Visit our online health library
Arts and Activities. Our Psychosocial Programs provide a number of activities for patients to participate in:
Social Workers. Our social workers can be a primary source of help. They can provide a good orientation to the clinic, are aware of special problems facing young patients and their families, provide information on how to get help from outside community agencies, and address many other nonmedical issues. Visit our social work office in the outpatient clinic to identify resources that can be of great help to you.
Develop a strong support network. Parents say that as time passes, dealing with the cancer or blood disorder diagnosis becomes easier. Some parents believe this because they understand it better and because friends and family are lending their support. Talking to other families who have been dealing with a similar disease can also be a positive step.

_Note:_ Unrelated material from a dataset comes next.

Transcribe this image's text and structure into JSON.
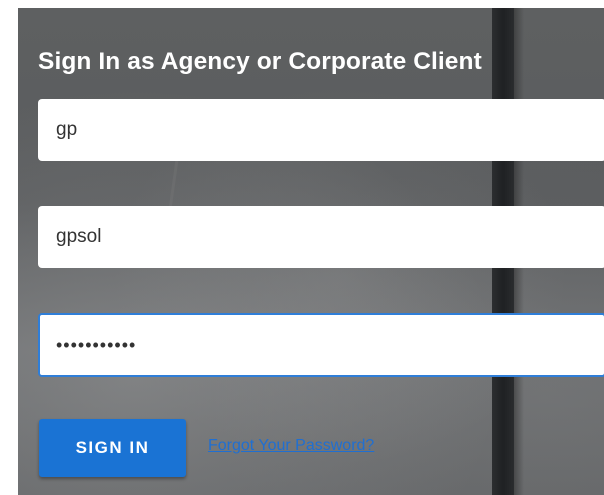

A strong support network for children and parents facing cancer and blood disorders spans the country, with local and national parents groups, support groups for children and their siblings, organizations that deal with education, and other branches.